Wednesday, January 02, 2008

Muscle Building Cardio


Many people live in constant fear that too much cardio will cause them to lose muscular size and strength. Their fears are not unfounded; too much cardio will, indeed, eat away muscle tissue and cause strength losses. There are a few types of cardio, however that will actually do the opposite. Instead of cardio that just burns fat or just improves your cardiovascular system or, worse yet, does neither of those but just causes muscle loss, there is actually such a thing as muscle building cardio.

Unfortunately most people don't do it. They waste all their time on the stair climber or eliptical machine when they could actually be doing something that will burn fat and build muscle at the same time.

My favorite types of muscle building cardio are sprints, hill sprints, sled sprints and Prowler sprints. These workouts should be be performed in the following manner:

-- Warm up thoroughly.

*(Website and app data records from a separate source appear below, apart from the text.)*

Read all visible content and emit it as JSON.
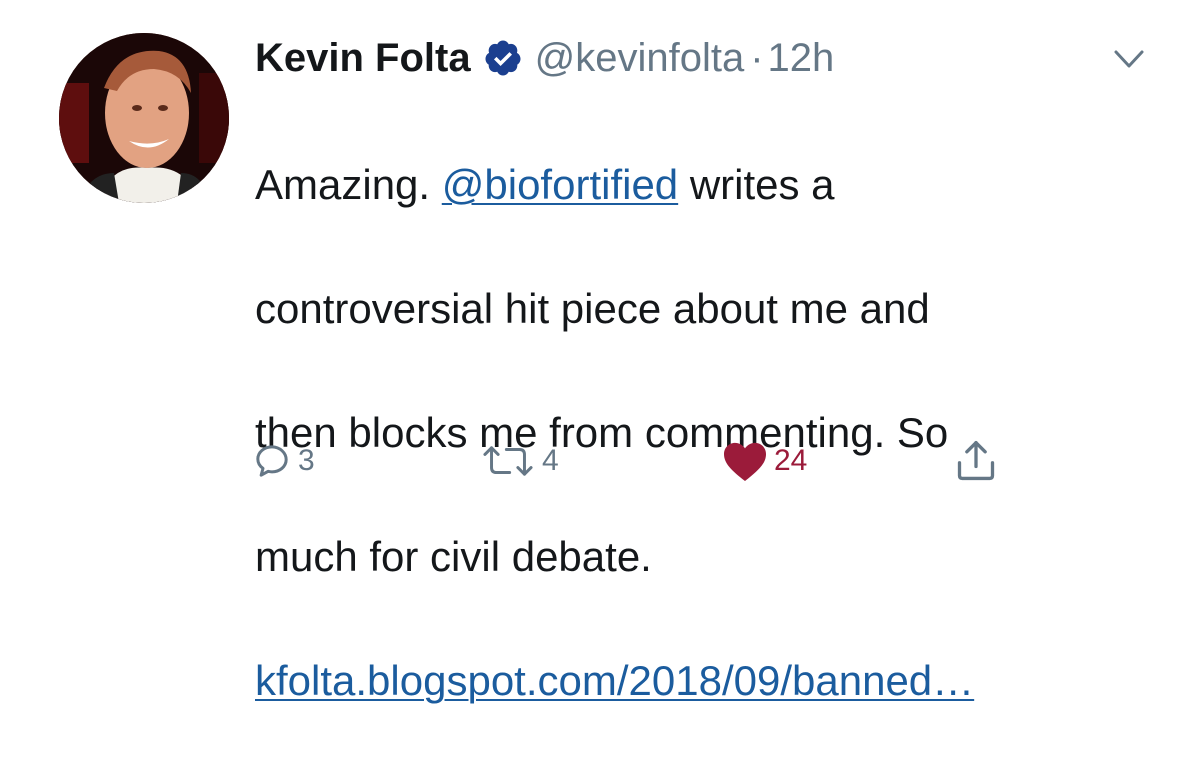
{
  "tweet": {
    "author_name": "Kevin Folta",
    "handle": "@kevinfolta",
    "separator": "·",
    "time": "12h",
    "text_lines": [
      {
        "before": "Amazing. ",
        "mention": "@biofortified",
        "after": " writes a"
      },
      "controversial hit piece about me and",
      "then blocks me from commenting. So",
      "much for civil debate."
    ],
    "link": "kfolta.blogspot.com/2018/09/banned…"
  },
  "actions": {
    "reply_count": "3",
    "retweet_count": "4",
    "like_count": "24"
  },
  "colors": {
    "text": "#14171a",
    "secondary": "#657786",
    "link": "#1b5c9e",
    "verified": "#1b3f8f",
    "like": "#9b1b3a"
  },
  "icons": [
    "verified-badge-icon",
    "chevron-down-icon",
    "reply-icon",
    "retweet-icon",
    "heart-icon",
    "share-icon"
  ]
}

-- Sprint for 5-20 seconds straight as hard and as fast as you can.

-- Rest for 1-3 minutes or as long as needed to catch your breath, bring your heart rate down a bit, and prevent yourself from throwing up.

-- Repeat for 15-20 minutes 2-3 days per week.

This type of cardio training is what produces the incredible physiques you see on sprinters and NFL wide receivers. Technically it's not traditional, old school cardio, but it works to get you big and lean.

The most dangerous form of muscle building cardio is plain old sprints. If you are not accustomed to sprinting regularly you are at great risk for a hamstring, hip flexor or knee injury. Hill sprints slow you down, especially if the hill is fairly steep and for that reason are much safer. Sprinting with a sled attached to your waist does the same thing and is very effective and very safe. Pushing the Prowler is an incredibly demanding but result producing workout. For those who are unfamiliar with the Prowler, it is pictured above and can be purchased at EliteFTS.com. It is worth every penny and will get you in great shape in a hurry.

There you have; the most effective forms of muscle building cardio. Get off the Nordic Track and give these workouts a try today. You won't be disappointed.